Effective social skills are critical to success in adult life. It is oftentimes referred to as emotional intelligence described as the combined ability to understand and handle one’s emotional condition as well as those of other people. In most cases, parents of children who are perceived to be intelligent are more inclined to focus on developing the young minds’ cognitive skills and spend little time in coaching children for social skills. As the kids grow, they have underdeveloped abilities to interact and build interpersonal relationships not only among their peers, but with other types of people.
Children who are too preoccupied in enriching their intellectual aptitudes lose their interest to socialize with people and tend to isolate themselves, not only because they do not have the skill, but also due to their underdeveloped sense of respect for people around them. While highly intelligent children can make their parents proud, other kids whose parents see the importance of coaching children for social skills are more appreciated for their ability to communicate, reciprocate, understand, and interact with almost anybody.
General Social Practices
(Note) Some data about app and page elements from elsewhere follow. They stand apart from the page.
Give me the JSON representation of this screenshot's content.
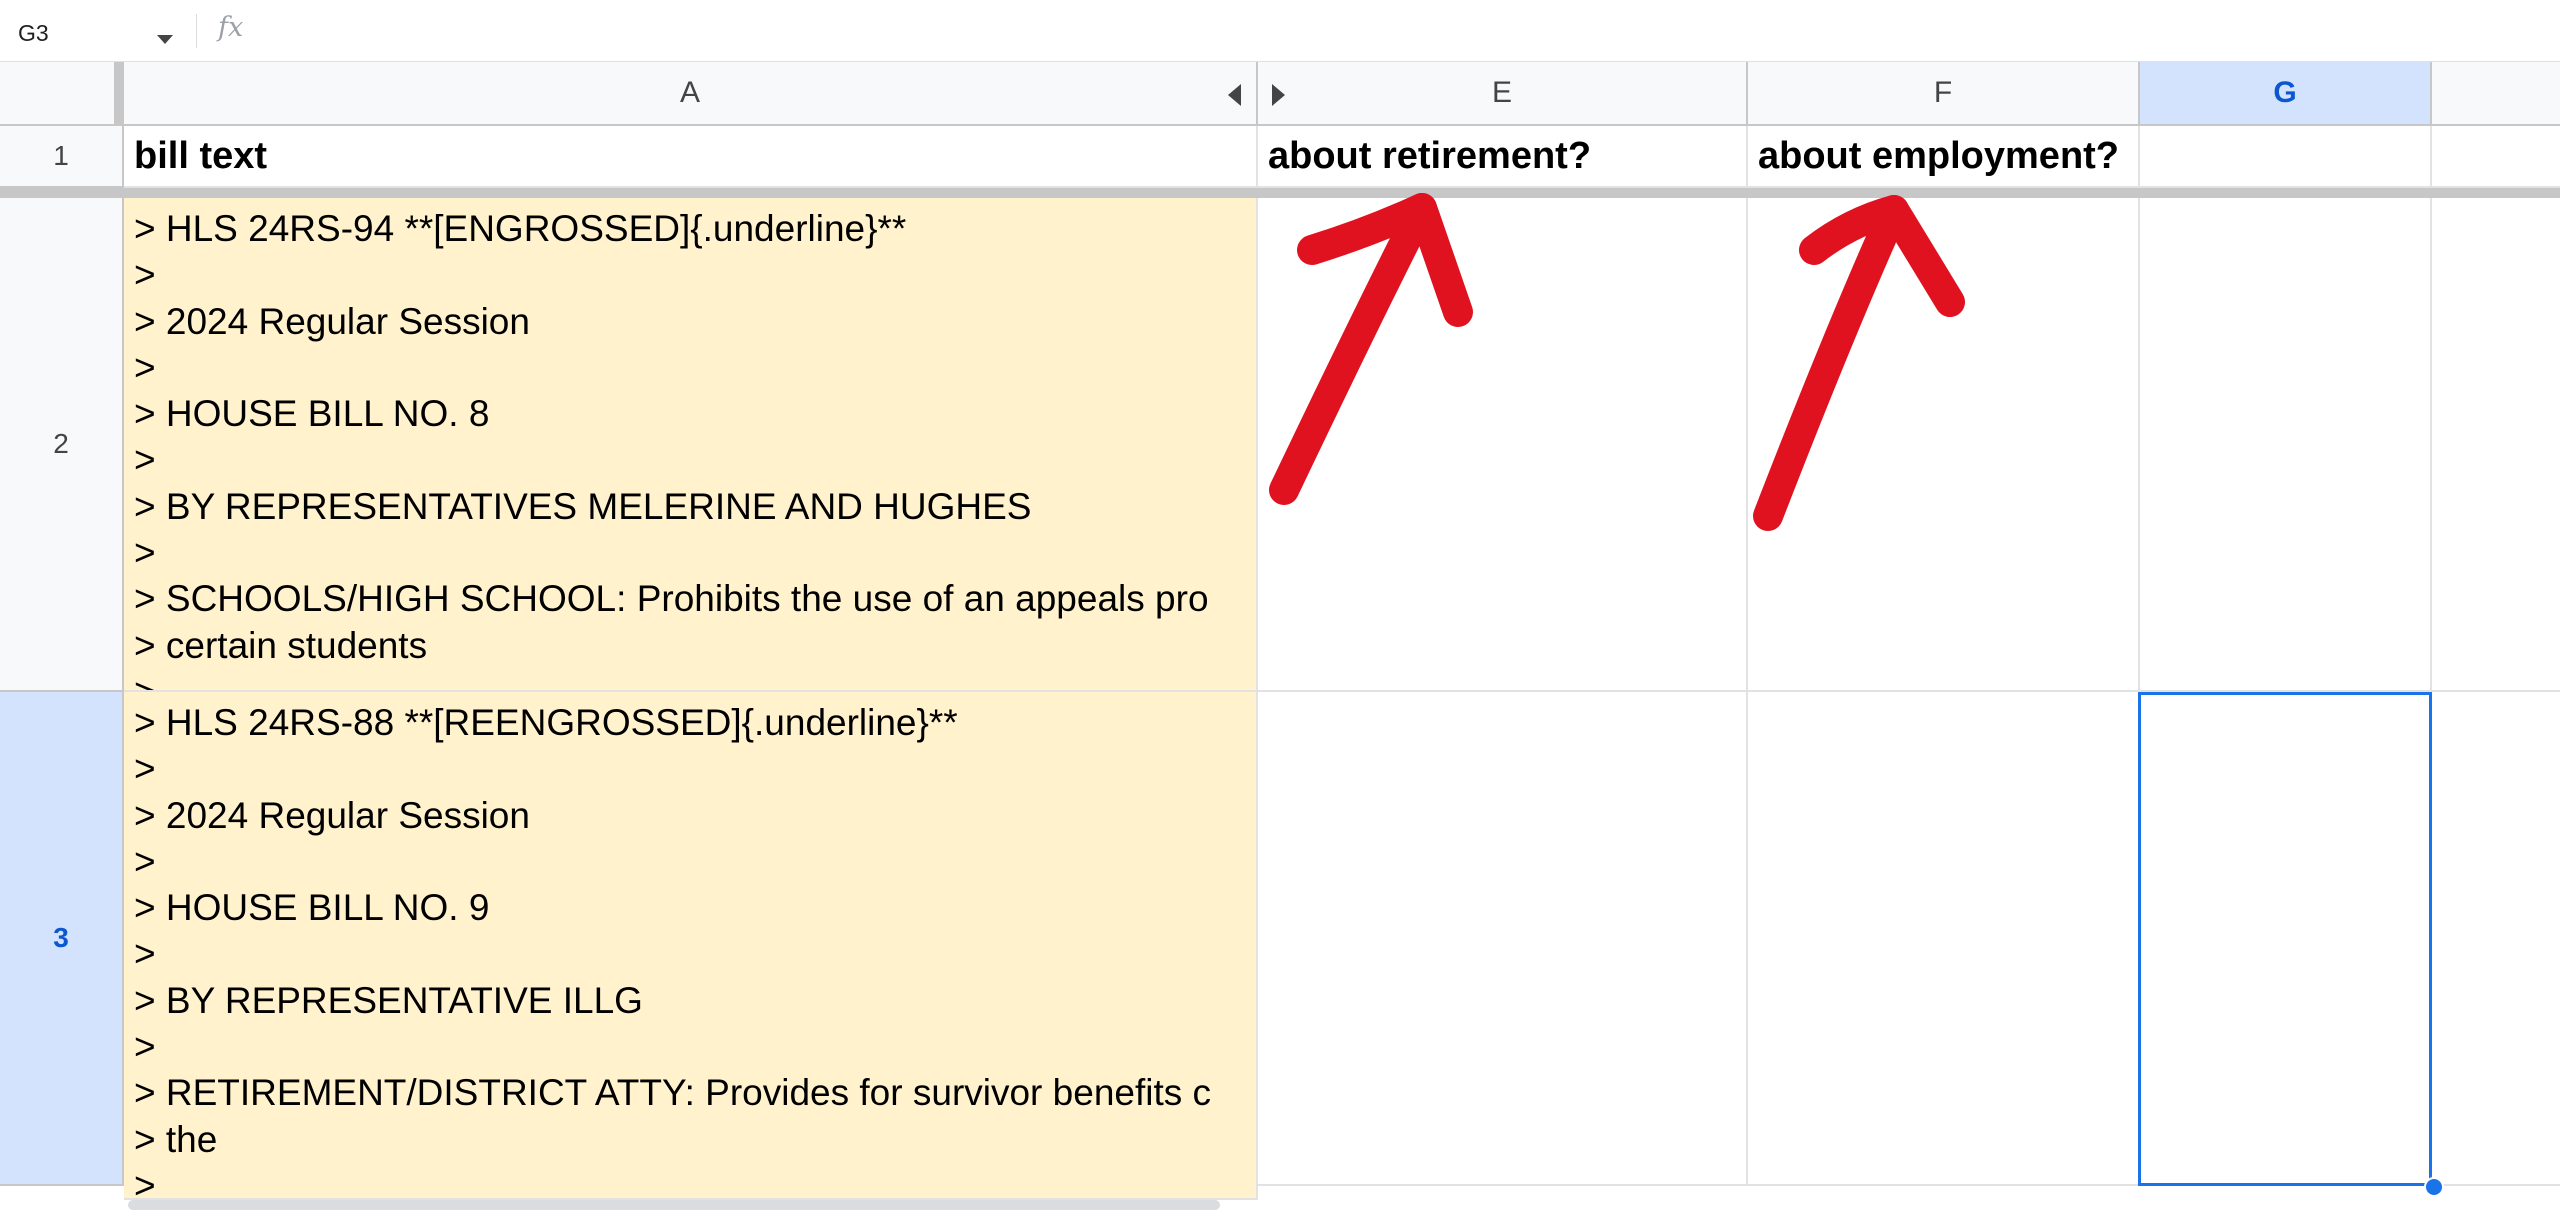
{
  "formula_bar": {
    "cell_ref": "G3",
    "fx_label": "fx",
    "formula": ""
  },
  "columns": [
    {
      "letter": "A",
      "selected": false
    },
    {
      "letter": "E",
      "selected": false
    },
    {
      "letter": "F",
      "selected": false
    },
    {
      "letter": "G",
      "selected": true
    }
  ],
  "rows": [
    {
      "number": "1",
      "selected": false
    },
    {
      "number": "2",
      "selected": false
    },
    {
      "number": "3",
      "selected": true
    }
  ],
  "header_row": {
    "bill_text": "bill text",
    "about_retirement": "about retirement?",
    "about_employment": "about employment?"
  },
  "bills": [
    {
      "text": "> HLS 24RS-94 **[ENGROSSED]{.underline}**\n>\n> 2024 Regular Session\n>\n> HOUSE BILL NO. 8\n>\n> BY REPRESENTATIVES MELERINE AND HUGHES\n>\n> SCHOOLS/HIGH SCHOOL: Prohibits the use of an appeals pro\n> certain students\n>"
    },
    {
      "text": "> HLS 24RS-88 **[REENGROSSED]{.underline}**\n>\n> 2024 Regular Session\n>\n> HOUSE BILL NO. 9\n>\n> BY REPRESENTATIVE ILLG\n>\n> RETIREMENT/DISTRICT ATTY: Provides for survivor benefits c\n> the\n>"
    }
  ],
  "colors": {
    "bill_fill": "#fff2cc",
    "selection": "#1a73e8",
    "selected_header": "#d3e3fd",
    "annotation_arrow": "#e0121f"
  },
  "annotations": {
    "arrow_icon": "red-hand-drawn-arrow",
    "count": 2
  }
}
Irrespective of social class, the need to train children on proper social skills is highly important because as they grow older, they are getting more exposed to people and situations. Although it is usually more difficult to be engaged in coaching children for social skills, especially for those with disabilities and those coming from the lower echelon of the society, the same general rule and basic components of social practices apply to them in the same way for those intelligent and well-to-do youngsters. Initially, they may need to be taught on appropriate greetings to make them understand the propriety of acknowledging people with reference to relationships, age, position and other social status. Training them on basic social skills such as the polite ways to make requests and express gratitude can transform them into socially acceptable individuals who know how to properly address adults, shake hands, patiently wait for their turns, know how to share and cooperate in different circumstances.
Coaching Children with Disabilities
Training minors on inter-personal social skills is best advantageous for those diagnosed with emotional or behavioral disorders. Oftentimes, these children exhibit uncontrolled behaviors such as tantrum fits or aggression when they feel frustrated. They typify immaturity and lack of skill to handle their own conduct and emotions. In similar condition, children with autism spectrum disorders are likewise experiencing deficiency in self-regulating their emotions. In coaching such children to develop their social skills the emphasis is on the importance of emotional literacy, a technique that teaches the ability to differentiate emotions by looking at faces, learning the root cause and consequences of emotions, and knowing how to manage personal emotional conditions. Children with emotional disabilities are often lacking the skills to build and maintain friendly relationships. Thus, an important component to be included in their social skill training is teaching them the basic concept and importance of friendship in any relationship.
Training children at their early age about appropriate social skills can greatly help them to adjust to different social situations as they mature. Even children with learning disabilities can benefit from the process once their communication skill is developed to enable them to express themselves and be easily understood by others. Coaching children for social skills that include even the most basic elements of social convention can effectively transform them into responsible and competent individuals who can be responsive to the needs of others within the social context. With proper training, they are able to build and sustain relationships and manage their own emotions even in situations when social misfits reject their offer of friendship.